Recorded information ▸
================

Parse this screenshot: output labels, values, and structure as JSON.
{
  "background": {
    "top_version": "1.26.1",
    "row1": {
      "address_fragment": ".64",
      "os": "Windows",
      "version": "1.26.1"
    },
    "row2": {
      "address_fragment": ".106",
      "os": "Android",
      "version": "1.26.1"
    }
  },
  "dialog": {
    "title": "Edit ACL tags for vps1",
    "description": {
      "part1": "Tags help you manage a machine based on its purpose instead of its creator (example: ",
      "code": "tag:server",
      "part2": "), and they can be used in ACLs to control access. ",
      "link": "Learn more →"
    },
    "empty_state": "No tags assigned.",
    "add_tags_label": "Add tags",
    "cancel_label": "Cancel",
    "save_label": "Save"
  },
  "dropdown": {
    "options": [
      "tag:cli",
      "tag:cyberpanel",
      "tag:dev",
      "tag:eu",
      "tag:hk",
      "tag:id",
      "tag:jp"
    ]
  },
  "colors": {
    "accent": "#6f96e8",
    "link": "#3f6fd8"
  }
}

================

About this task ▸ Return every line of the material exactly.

Task response ▸
Parse this screenshot: output labels, values, and structure as JSON.
{
  "background": {
    "top_version": "1.26.1",
    "row1": {
      "address_fragment": ".64",
      "os": "Windows",
      "version": "1.26.1"
    },
    "row2": {
      "address_fragment": ".106",
      "os": "Android",
      "version": "1.26.1"
    }
  },
  "dialog": {
    "title": "Edit ACL tags for vps1",
    "description": {
      "part1": "Tags help you manage a machine based on its purpose instead of its creator (example: ",
      "code": "tag:server",
      "part2": "), and they can be used in ACLs to control access. ",
      "link": "Learn more →"
    },
    "empty_state": "No tags assigned.",
    "add_tags_label": "Add tags",
    "cancel_label": "Cancel",
    "save_label": "Save"
  },
  "dropdown": {
    "options": [
      "tag:cli",
      "tag:cyberpanel",
      "tag:dev",
      "tag:eu",
      "tag:hk",
      "tag:id",
      "tag:jp"
    ]
  },
  "colors": {
    "accent": "#6f96e8",
    "link": "#3f6fd8"
  }
}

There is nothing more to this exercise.